'Deaf Plus': a look at the learning implications of additional difficulties

Friday 24 February 2006

Cecille McKinnon

Down's syndrome Scotland: Accessing the Curriculum

Inhibiting factors

A child with Down's Syndrome may have:

  • Delayed motor skills - fine and gross
  • Auditory and visual impairment
  • Visual spatial delay
  • Speech and language impairment
  • Short-term auditory memory deficit
  • Shorter concentration span
  • Difficulties with consolidation and retention
  • Difficulties with generalisation, thinking and reasoning
  • Sequencing difficulties
  • Avoidance strategies
  • Low motivation and use of skills

Facilitating factors

Children with Down's Syndrome:

  • Have strong visual awareness and visual learning skills;
  • Have the ability to learn and use sign, gesture and visual support;
  • Have the ability to learn and use the written word;
  • Model baheviour and attitudes on peers and adults;
  • Learn from practical curriculum material / hands-on activities
  • Favour peer tutoring
  • Enjoy the company of their peers



  • task
  • pacing
  • timing
  • response


  • non-ambiguous
  • relevant
  • simple
  • minimum verbal


  • motivates
  • discourages perseverance
  • promotes generelisation and adaptability

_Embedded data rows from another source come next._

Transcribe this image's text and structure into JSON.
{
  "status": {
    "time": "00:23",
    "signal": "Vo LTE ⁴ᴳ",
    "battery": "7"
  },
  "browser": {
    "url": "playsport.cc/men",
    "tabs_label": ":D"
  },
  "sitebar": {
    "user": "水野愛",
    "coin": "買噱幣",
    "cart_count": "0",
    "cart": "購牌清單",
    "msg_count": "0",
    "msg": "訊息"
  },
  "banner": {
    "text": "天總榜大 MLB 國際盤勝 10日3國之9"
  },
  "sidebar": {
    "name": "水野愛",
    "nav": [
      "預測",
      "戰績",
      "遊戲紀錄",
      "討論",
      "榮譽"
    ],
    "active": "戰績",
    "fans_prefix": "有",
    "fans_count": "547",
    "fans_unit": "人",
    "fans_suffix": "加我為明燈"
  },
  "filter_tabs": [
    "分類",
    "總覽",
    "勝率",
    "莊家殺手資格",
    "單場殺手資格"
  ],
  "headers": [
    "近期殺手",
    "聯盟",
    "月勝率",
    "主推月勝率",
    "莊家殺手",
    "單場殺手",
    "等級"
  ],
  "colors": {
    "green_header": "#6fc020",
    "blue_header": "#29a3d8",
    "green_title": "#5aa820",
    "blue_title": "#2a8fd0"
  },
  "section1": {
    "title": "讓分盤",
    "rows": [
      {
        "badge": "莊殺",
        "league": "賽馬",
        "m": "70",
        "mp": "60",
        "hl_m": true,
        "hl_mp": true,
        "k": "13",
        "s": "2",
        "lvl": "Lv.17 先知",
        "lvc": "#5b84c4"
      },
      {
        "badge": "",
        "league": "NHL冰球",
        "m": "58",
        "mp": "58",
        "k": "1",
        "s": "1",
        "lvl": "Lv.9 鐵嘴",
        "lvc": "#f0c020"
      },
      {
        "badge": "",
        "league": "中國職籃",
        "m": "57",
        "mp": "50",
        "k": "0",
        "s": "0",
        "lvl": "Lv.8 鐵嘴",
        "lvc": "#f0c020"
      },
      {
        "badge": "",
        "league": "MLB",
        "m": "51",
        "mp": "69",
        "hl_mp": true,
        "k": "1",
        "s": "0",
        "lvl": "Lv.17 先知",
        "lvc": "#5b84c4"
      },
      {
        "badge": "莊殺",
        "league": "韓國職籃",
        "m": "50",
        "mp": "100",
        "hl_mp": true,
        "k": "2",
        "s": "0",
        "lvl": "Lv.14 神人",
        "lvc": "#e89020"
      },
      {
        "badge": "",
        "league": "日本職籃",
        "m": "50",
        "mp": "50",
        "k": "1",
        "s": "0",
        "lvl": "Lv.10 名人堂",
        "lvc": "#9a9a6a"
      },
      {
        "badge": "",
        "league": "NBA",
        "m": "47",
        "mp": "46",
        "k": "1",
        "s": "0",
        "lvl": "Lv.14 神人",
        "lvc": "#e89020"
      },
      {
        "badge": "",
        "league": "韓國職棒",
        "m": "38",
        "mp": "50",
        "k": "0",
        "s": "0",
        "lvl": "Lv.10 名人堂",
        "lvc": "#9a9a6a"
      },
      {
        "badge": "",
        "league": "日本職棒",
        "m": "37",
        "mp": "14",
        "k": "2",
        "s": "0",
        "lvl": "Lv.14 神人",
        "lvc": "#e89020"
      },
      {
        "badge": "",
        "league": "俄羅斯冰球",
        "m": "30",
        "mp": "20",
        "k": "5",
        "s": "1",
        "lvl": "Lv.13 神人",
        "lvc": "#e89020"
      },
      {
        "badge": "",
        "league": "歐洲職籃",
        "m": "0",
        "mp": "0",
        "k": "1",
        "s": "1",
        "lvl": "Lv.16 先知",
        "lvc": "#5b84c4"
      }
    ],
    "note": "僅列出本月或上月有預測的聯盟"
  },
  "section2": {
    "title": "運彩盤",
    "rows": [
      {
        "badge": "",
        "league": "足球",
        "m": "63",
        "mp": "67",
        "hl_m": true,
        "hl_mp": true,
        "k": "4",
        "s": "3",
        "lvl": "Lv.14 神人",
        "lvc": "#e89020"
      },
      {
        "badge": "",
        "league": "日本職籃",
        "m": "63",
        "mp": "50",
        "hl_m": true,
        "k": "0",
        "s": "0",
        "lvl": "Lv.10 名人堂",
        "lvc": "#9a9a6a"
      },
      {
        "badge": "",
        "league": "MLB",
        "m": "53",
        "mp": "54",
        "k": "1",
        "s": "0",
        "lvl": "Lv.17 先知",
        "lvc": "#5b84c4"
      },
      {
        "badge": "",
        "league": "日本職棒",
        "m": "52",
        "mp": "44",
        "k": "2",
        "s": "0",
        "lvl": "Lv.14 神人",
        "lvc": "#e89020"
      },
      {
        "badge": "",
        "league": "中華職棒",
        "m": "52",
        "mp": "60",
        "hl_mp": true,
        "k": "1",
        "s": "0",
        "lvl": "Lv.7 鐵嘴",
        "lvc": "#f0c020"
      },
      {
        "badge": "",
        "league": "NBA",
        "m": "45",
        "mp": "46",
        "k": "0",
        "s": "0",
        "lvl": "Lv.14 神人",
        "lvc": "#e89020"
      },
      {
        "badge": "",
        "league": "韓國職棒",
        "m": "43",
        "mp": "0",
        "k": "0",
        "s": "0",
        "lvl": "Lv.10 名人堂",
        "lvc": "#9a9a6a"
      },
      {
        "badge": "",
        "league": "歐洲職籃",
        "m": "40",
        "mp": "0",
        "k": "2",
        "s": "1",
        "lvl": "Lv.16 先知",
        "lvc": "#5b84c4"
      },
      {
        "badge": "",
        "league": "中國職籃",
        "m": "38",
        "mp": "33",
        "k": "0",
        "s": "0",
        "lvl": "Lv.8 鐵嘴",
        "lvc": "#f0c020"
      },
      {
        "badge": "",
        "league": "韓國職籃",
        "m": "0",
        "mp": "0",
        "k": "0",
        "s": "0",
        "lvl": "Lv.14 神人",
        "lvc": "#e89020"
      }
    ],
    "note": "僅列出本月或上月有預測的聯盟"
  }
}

Familiar - promotes

  • confidence
  • independent working
  • freedom from 1:1 tuition
  • time for preparation and planning


  • meaningful
  • worthwhile
  • purposeful
  • motivational

Visual - verbal only may be forgotten, so:

  • demonstrate
  • pictorial representation
  • support verbal with words and numerals
  • provide permanent model

Basic - one focussed aim:

  • analyse the task
  • identify and build on previously learned skills
  • break down all tasks into small, graded steps
  • set short, achievable tasks

Reinforce - reinforcement opportunities should be:

  • sufficient for obtaining fluency
  • distributed over time
  • cumulative as more skills are learned
  • varied to promote generalisation